I originally tried to write a post about making more meaningful resolutions. About planning and giving yourself targets and actionable goals to get from where you are now to where you want to be. You see, I did this for myself in 2014 and it seemed miraculous. I got a book deal, I found love, I got promoted. It was a banner year. As I look forward to 2015, I find myself frantically trying to decode how I managed to have all this good fortune all at once.
It’s true I worked hard for these things, and it definitely helped to set intentions and hold myself accountable. I did some goal-setting with a friend of mine and we had regular check-ins. Giving structure to abstract goals like romantic and artistic achievement can be life-changing. And yet, to pretend I was in control of all the things that happened to me in the last twelve months is laughable. I controlled what I could, the rest was fate, God, the universe, whichever your poison.
2014 was a good year, but the ones that come before? Not so much. 2013 was okay. Nothing great happened, nothing terrible happened. But 2012 and 2011? Those were truly awful years, dominated by an all-consuming family crisis and its accompanying emotional pitfalls, poor decisions, and paralysis.
I choose to believe that I did nothing in this life or any former one to bring about those awful years. Sometimes fate is just a real bitch. Martha Beck, one of my all-time favorite wisdom givers, calls this phenomenon a rumble strip, and suggests that much can be learned from them.
It seems that my own rumble strip produced a happier life on the other side. And perhaps this has as much to do with why 2014 was so good as anything else. If I didn’t engineer my bad years, then I suppose I didn’t completely engineer the good one either. Maybe I just had it coming.
One of the things I learned from my bad patch is how much you can’t control: others people’s choices, your family’s health and safety, the vagaries of courts and other bureaucracies. Many things happen that are deeply, profoundly unfair. The upside of being faced with such cosmic indifference, however, is that harnessing the things you can control—your own choices, whom you spend your time with, what you eat, how much you write—suddenly seems wildly simple. That’s the happiness you can plan for, that you can take steps toward.
I like the esteemed Gretchen Rubin (master planner of happiness) on the subject. For her, it’s all about good habits:
“It took me a long time to realize that what I thought of as “resolutions” could almost always be characterized as “habits.” Most often, when people want to make some kind of change in the New Year, they want to master some kind of habit.”
I love a can-do attitude, but we’d all like to get the universe on our side. For this, let’s turn to my girl Martha Beck for a little practical magic.
She suggests using adjectives to describe your goals rather than the regular noun + verb formula, which can focus you on “imagined situations” rather than “Imagined experiences”.
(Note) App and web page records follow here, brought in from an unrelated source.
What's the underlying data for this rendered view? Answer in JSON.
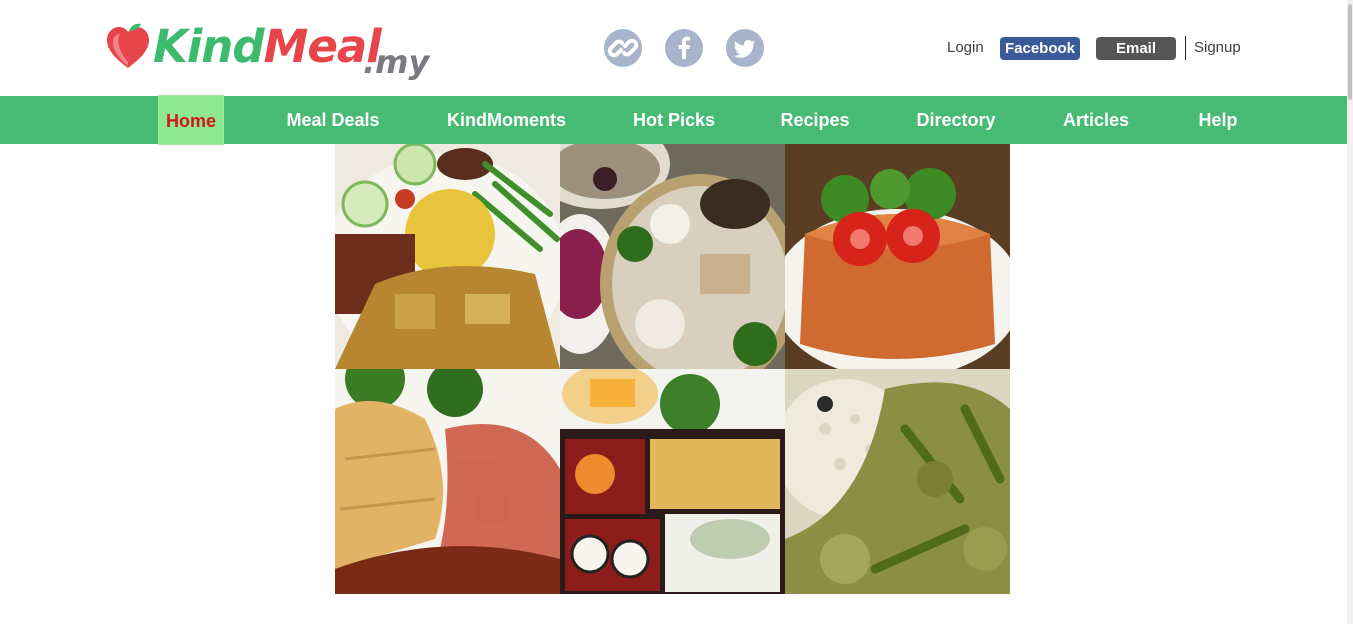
{
  "brand": {
    "name_part1": "Kind",
    "name_part2": "Meal",
    "tld": ".my"
  },
  "social": [
    {
      "name": "link-icon"
    },
    {
      "name": "facebook-icon"
    },
    {
      "name": "twitter-icon"
    }
  ],
  "auth": {
    "login": "Login",
    "facebook": "Facebook",
    "email": "Email",
    "signup": "Signup"
  },
  "nav": {
    "items": [
      {
        "label": "Home",
        "active": true
      },
      {
        "label": "Meal Deals"
      },
      {
        "label": "KindMoments"
      },
      {
        "label": "Hot Picks"
      },
      {
        "label": "Recipes"
      },
      {
        "label": "Directory"
      },
      {
        "label": "Articles"
      },
      {
        "label": "Help"
      }
    ]
  },
  "colors": {
    "brand_green": "#47bb74",
    "brand_red": "#e8454a",
    "active_bg": "#8ee88f",
    "active_text": "#d31818",
    "facebook_blue": "#3b5a9a"
  }
}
”By using adjectives, you can avoid this trap by focusing all your efforts on the quality of the experience you want to create. This process is harder than “normal” goal setting—it requires some serious soul-searching and perhaps a good thesaurus—but it does pay off.”
Incidentally, one of my goals this year is to get back to blogging. Happy 2015. I’ll be here all year, folks.